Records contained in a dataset
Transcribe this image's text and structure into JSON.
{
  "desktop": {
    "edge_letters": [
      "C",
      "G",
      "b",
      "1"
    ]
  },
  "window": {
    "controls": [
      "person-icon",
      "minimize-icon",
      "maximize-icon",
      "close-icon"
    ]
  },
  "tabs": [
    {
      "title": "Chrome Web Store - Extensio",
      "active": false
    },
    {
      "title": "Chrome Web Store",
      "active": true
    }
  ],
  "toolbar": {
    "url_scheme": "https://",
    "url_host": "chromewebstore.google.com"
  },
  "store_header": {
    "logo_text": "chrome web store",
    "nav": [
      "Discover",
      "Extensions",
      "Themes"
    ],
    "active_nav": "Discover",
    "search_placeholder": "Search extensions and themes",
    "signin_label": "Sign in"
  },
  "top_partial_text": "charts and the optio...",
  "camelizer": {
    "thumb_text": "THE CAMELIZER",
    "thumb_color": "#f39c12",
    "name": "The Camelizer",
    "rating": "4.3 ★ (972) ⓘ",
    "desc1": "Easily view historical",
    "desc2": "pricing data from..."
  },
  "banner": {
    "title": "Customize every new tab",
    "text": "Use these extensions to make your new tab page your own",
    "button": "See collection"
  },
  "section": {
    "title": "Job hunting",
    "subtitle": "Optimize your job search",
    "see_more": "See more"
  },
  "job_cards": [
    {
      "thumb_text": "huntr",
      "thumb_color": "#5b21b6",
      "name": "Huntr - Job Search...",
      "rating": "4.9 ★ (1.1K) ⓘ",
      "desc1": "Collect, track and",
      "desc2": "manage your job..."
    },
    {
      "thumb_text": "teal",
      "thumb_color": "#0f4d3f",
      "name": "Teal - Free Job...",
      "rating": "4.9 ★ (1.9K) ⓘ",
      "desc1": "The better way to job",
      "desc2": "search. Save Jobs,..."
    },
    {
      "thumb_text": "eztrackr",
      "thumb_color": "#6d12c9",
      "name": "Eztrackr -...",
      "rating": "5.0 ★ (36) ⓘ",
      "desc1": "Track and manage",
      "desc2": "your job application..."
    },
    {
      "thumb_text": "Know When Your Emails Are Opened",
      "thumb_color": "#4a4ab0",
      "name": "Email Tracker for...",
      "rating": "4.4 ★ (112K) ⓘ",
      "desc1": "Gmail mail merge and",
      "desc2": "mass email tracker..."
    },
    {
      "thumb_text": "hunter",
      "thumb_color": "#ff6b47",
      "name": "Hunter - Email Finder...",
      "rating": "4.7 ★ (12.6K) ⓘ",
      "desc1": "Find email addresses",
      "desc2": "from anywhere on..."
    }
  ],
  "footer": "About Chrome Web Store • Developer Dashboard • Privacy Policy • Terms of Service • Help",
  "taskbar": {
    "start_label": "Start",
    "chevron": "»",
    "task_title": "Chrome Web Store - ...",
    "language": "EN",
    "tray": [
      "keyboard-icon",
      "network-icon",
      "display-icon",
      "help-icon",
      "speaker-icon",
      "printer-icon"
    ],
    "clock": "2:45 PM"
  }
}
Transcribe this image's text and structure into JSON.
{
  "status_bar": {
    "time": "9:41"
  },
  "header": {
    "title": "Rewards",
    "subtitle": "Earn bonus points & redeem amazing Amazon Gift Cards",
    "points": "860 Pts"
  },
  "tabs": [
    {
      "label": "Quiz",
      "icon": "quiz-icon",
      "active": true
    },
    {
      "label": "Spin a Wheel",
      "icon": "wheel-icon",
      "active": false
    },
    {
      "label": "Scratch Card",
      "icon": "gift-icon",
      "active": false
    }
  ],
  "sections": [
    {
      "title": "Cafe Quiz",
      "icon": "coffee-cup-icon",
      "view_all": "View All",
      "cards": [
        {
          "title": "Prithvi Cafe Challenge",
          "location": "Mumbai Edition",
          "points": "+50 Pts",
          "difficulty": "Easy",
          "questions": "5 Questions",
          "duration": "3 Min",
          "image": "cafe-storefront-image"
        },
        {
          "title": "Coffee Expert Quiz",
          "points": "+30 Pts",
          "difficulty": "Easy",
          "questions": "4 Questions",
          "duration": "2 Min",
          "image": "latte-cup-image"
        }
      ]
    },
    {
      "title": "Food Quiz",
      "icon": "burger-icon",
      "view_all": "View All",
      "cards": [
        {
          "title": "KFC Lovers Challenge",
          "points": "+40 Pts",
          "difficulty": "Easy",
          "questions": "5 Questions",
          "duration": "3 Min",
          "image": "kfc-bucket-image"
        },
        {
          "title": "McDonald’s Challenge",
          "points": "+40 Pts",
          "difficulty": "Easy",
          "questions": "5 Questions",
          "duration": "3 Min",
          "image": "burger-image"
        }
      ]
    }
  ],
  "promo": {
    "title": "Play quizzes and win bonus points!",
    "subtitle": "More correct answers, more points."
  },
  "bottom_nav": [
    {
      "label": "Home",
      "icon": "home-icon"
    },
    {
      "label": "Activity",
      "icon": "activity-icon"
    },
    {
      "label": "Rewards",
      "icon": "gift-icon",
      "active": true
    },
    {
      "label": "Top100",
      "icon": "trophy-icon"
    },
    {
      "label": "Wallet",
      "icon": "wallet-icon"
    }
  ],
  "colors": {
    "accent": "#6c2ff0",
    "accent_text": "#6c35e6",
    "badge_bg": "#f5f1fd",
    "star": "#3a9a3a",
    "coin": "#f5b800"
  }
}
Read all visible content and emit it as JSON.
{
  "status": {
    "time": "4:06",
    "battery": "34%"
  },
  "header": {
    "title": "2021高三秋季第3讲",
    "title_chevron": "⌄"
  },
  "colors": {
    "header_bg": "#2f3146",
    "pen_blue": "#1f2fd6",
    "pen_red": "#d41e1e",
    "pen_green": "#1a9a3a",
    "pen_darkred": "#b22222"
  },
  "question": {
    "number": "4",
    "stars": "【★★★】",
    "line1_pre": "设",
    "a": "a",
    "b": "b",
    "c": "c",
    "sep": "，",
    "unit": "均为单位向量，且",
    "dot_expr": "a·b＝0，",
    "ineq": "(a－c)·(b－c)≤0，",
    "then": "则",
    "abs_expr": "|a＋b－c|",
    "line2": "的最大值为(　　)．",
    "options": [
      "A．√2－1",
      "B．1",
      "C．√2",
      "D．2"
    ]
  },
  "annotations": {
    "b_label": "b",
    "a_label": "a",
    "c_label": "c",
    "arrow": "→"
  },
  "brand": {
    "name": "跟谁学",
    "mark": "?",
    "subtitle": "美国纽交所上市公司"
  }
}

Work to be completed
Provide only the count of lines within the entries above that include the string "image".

The completed task
6